The bill of materials (BOM) is a structured list of all the materials, components, and parts needed to build the motor. It includes details on quantities, procurement, cost, and so on.
The smaller BOM of electric motors will have a major impact on the automotive industry’s supply chain. Suppliers of parts which are not needed in EVs, such as exhaust systems, fuel systems, and transmissions, face the risk of becoming irrelevant. As EVs become more mainstream, these motor part providers will need to adapt to survive.
For electric motor manufacturers, a smaller BOM is a good thing. It offers a range of benefits, including:
- Simplified supplier relationships and reduced supply chain complexity due to a lower number of suppliers.
- Reduced lead times, as fewer items need to be sourced and coordinated.
- Improved inventory management due to smaller number of components that need to be tracked, managed, and kept in stock.
- Lower risk of back ordered parts that create delays in production.
With their smaller list of components, electric motors are more compact than combustion engines. This leaves more room to optimize the crumble zone—which is the areas at the car’s front and rear that can absorb impacts and protect passengers.
Other factors also contribute to safety:
- The greater weight of the car absorbs more energy from shocks
- The lower center of gravity provides resistance to rollovers
- Electric cars tend to have the latest crash avoidance and survival technologies
- Electric cars have lower risks of fire (they don’t carry a tank full of flammable fuel)
Not surprisingly, many electric cars have received top safety ratings in crash tests and have been shown safer overall than gas-powered cars.
The Challenge? Meeting the Demand
While electric motor manufacturing is bringing positive changes to the industry, OEMs and their suppliers still need to overcome many challenges. One of them is the creation of new motor production lines that can scale to meet the growing demand for electric vehicles. With limited time and resources, manufacturers are under pressure to take the right decisions.
How Lasers Can Help Electric Motor Manufacturers
Laser technology can ensure surface processing operations are efficient and precise for all motor types, including brushless DC motors, permanent magnet synchronous motors, AC induction motors, interior permanent magnet motors, permanent magnet switched reluctance motors, and so on.
Examples of applications include:
- Stripping of the insulating layer on the stator’s copper hairpins (for hairpin motors)

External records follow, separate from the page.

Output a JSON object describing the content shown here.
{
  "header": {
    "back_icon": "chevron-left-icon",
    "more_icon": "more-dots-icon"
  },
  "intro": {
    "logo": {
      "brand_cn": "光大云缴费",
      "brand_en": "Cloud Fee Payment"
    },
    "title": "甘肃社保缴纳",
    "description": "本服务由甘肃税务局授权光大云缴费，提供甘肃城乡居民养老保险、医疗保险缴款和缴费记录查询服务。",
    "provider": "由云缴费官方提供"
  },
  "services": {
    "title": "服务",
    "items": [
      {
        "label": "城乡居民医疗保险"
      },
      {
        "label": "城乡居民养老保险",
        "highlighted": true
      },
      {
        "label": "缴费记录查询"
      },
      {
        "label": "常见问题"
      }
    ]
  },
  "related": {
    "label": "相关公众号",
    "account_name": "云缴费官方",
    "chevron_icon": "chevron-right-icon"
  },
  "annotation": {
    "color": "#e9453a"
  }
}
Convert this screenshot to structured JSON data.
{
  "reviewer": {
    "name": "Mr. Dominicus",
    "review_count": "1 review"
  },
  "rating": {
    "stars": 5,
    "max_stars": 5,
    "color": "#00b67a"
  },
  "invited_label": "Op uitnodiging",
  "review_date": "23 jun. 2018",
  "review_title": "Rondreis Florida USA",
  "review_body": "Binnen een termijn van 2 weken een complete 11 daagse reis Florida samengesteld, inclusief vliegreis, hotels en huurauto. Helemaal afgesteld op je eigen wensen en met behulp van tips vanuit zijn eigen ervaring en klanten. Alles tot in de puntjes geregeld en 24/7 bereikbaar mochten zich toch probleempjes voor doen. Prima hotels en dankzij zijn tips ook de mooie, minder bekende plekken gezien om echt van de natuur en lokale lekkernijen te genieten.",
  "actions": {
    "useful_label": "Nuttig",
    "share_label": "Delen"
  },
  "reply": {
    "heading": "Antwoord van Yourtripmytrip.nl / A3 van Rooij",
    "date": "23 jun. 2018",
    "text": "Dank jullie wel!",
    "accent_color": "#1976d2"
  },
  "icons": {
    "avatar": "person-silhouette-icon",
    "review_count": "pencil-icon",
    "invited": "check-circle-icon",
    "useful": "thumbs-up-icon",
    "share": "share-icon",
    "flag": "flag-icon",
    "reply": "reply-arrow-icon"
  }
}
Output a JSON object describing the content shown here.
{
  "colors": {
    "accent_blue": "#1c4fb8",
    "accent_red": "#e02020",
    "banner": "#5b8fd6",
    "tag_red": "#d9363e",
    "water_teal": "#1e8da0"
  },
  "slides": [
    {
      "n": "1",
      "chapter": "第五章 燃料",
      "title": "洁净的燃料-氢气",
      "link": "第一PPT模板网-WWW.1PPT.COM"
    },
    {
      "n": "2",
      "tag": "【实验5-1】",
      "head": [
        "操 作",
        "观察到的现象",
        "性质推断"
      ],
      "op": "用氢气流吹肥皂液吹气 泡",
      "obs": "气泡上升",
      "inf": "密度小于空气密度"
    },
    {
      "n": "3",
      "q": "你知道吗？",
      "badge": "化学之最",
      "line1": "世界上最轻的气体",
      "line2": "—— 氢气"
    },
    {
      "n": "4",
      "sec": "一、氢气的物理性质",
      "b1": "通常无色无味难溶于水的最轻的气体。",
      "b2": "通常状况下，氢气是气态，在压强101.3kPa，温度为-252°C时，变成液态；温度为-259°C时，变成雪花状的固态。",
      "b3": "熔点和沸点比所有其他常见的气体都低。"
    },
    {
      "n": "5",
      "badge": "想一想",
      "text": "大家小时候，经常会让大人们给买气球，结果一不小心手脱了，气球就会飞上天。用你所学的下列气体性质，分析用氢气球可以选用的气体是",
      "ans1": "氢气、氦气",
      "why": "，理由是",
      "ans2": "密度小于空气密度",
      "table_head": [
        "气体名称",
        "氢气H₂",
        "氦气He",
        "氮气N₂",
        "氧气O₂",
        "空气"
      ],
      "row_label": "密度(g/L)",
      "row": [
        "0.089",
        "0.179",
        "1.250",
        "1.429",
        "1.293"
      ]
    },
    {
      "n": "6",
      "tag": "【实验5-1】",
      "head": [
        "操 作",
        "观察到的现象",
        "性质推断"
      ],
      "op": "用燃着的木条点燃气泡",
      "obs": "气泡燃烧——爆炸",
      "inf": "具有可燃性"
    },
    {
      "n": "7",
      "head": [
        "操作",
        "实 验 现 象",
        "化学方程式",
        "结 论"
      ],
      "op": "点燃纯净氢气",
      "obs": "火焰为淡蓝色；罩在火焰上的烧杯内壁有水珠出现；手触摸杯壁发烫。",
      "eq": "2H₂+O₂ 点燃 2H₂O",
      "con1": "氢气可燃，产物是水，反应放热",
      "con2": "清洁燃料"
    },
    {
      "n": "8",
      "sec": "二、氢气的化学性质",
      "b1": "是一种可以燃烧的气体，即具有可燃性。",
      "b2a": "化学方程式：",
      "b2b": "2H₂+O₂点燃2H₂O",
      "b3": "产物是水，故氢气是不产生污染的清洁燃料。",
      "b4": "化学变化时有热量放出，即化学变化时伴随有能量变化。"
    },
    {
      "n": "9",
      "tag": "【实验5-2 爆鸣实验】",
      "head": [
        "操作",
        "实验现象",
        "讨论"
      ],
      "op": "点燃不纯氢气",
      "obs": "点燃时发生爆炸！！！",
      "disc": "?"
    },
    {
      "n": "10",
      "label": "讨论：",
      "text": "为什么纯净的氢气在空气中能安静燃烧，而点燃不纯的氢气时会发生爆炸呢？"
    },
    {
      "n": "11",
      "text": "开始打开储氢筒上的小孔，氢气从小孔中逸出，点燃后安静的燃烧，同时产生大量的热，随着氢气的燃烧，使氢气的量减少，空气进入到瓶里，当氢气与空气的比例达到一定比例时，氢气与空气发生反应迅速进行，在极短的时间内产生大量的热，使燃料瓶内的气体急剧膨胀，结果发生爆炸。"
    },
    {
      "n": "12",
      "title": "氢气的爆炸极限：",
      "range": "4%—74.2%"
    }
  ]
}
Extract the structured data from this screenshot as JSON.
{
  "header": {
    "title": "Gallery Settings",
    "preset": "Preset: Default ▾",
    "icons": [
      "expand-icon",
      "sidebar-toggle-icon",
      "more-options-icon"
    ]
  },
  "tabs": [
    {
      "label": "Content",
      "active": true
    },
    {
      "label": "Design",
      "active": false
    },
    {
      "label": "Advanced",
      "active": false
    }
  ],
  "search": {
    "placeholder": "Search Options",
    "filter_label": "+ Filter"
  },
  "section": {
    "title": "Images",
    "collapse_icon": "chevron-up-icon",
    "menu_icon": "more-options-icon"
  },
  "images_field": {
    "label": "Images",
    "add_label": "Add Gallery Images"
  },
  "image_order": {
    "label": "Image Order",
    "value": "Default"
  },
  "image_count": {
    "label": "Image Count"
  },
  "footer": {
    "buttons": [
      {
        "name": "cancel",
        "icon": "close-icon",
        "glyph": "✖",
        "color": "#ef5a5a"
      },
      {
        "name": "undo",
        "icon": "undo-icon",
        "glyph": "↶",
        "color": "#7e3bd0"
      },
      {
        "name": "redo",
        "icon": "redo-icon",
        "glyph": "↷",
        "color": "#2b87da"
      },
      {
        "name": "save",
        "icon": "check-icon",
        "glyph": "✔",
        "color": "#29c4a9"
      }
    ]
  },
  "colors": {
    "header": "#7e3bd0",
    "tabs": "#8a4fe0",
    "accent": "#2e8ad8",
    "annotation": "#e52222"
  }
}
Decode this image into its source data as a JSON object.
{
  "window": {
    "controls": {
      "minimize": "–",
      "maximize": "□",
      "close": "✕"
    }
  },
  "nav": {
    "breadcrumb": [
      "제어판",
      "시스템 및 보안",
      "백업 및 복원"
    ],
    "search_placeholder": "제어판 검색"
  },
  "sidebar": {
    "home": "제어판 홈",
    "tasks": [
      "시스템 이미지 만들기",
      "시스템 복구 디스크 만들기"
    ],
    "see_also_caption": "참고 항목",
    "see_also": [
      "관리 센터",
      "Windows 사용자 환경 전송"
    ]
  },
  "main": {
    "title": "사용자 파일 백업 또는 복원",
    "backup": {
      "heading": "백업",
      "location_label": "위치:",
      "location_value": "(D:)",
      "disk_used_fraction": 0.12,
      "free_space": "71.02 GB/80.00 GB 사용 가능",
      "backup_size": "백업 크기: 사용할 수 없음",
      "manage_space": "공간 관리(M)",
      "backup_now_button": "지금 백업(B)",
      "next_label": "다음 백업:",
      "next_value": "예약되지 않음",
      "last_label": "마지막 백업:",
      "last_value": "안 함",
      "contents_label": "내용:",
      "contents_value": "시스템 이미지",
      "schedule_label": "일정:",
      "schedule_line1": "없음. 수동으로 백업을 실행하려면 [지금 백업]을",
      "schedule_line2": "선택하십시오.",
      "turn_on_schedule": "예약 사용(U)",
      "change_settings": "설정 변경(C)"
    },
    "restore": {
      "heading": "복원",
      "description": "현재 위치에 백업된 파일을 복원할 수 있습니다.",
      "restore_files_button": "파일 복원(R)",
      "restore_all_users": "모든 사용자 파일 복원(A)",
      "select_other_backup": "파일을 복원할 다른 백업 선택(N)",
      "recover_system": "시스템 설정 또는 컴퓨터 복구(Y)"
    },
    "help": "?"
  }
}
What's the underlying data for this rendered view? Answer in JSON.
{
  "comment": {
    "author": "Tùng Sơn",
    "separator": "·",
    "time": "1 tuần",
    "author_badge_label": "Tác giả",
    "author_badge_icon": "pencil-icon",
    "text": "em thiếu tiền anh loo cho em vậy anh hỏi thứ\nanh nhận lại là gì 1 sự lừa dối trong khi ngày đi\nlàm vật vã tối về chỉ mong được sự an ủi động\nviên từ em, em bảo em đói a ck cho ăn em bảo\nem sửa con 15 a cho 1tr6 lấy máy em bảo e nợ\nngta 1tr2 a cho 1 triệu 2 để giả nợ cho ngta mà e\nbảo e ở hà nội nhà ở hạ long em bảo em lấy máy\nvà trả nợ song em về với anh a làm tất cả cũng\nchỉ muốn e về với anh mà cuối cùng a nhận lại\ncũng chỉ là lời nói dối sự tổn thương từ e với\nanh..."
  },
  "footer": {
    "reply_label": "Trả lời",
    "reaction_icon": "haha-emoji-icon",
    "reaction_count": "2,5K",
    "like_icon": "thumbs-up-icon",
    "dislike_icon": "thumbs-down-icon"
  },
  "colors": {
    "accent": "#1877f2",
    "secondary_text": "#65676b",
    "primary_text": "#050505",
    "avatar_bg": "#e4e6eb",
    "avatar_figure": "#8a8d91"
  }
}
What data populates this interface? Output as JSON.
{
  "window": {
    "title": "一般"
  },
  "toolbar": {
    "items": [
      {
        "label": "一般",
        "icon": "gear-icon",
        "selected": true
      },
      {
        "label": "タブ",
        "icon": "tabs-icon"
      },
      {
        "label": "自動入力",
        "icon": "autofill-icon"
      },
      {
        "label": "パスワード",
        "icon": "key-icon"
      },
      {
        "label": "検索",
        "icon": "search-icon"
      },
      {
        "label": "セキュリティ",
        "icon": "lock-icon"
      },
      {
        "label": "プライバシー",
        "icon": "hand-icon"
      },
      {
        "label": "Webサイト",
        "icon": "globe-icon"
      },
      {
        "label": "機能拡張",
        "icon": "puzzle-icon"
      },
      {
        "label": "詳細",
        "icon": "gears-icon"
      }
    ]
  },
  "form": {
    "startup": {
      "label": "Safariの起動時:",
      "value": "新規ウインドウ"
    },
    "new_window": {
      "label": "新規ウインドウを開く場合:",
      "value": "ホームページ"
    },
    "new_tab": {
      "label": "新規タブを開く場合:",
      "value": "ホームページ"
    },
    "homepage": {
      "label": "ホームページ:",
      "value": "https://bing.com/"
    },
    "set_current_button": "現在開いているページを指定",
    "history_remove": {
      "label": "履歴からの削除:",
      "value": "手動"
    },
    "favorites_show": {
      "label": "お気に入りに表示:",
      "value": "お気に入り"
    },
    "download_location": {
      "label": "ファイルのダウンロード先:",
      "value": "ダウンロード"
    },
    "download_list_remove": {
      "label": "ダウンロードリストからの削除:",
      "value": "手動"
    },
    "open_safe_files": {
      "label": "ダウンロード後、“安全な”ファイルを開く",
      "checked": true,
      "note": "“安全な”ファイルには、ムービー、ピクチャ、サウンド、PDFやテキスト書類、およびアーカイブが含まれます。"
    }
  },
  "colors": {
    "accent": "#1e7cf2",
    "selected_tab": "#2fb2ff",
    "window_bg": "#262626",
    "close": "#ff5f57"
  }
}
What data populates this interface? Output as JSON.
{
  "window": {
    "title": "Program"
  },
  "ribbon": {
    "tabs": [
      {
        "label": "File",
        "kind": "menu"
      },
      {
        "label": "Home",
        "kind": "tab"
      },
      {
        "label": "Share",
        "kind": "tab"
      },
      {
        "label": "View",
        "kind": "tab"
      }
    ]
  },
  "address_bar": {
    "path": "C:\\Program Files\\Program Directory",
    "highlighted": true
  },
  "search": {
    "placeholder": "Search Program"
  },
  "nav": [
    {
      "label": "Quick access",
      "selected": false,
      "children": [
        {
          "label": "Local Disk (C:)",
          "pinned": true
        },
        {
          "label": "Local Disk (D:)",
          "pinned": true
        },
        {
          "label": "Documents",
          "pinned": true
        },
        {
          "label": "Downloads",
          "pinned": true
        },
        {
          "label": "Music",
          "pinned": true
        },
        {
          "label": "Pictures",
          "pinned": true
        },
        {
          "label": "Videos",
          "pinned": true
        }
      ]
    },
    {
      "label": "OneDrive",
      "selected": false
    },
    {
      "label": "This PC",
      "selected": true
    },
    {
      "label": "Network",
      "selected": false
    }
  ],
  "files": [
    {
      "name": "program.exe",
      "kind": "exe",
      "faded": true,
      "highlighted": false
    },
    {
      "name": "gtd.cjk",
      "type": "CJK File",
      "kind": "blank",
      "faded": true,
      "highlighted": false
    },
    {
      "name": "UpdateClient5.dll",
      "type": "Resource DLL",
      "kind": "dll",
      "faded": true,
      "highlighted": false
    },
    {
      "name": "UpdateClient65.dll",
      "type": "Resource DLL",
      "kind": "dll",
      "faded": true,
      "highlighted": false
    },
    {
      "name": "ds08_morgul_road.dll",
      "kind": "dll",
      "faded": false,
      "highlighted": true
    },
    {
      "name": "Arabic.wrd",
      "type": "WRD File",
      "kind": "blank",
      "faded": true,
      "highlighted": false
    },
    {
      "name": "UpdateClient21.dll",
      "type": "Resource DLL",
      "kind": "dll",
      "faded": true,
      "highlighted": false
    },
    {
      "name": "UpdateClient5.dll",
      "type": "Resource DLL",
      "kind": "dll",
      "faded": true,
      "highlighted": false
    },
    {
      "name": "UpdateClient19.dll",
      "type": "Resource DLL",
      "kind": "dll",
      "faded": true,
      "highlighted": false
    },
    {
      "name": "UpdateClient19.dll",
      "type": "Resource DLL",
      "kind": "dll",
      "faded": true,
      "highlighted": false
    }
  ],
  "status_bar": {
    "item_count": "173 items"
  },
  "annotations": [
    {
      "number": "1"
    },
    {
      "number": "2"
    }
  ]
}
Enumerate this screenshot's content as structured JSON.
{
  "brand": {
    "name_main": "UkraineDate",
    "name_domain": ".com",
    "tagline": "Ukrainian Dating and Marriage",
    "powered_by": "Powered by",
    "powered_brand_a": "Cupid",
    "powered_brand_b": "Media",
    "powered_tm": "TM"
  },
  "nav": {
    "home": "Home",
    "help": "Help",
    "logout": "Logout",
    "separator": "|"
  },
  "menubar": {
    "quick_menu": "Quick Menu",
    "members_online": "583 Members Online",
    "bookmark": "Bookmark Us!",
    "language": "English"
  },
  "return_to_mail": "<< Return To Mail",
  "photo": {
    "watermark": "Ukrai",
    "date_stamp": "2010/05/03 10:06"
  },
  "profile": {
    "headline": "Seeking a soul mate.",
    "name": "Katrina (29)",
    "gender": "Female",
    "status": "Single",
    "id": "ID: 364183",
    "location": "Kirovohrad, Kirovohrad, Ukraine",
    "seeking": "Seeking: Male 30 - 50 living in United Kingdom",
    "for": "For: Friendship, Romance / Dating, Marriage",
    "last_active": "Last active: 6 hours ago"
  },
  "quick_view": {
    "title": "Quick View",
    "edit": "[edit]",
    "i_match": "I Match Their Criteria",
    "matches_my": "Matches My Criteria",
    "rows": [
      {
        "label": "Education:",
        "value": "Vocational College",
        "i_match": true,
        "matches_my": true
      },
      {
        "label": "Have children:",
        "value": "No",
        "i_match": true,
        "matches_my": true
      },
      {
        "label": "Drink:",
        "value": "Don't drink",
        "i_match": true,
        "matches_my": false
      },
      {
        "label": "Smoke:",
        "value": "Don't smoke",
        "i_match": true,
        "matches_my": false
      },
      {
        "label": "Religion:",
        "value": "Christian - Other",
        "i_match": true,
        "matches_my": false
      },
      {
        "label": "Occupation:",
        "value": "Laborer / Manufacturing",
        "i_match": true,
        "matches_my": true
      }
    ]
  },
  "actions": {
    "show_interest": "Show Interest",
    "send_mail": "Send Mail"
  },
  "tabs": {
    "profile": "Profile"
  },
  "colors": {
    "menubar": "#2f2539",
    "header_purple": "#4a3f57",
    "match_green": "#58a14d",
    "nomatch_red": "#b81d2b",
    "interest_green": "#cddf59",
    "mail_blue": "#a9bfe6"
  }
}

- Oxide removal from slip rings to improve the electrical contact
- Identification of rotor laminations or squirrel cages for traceability
- Epoxy powder coating removal from bridges and connector tabs
- Battery tab welding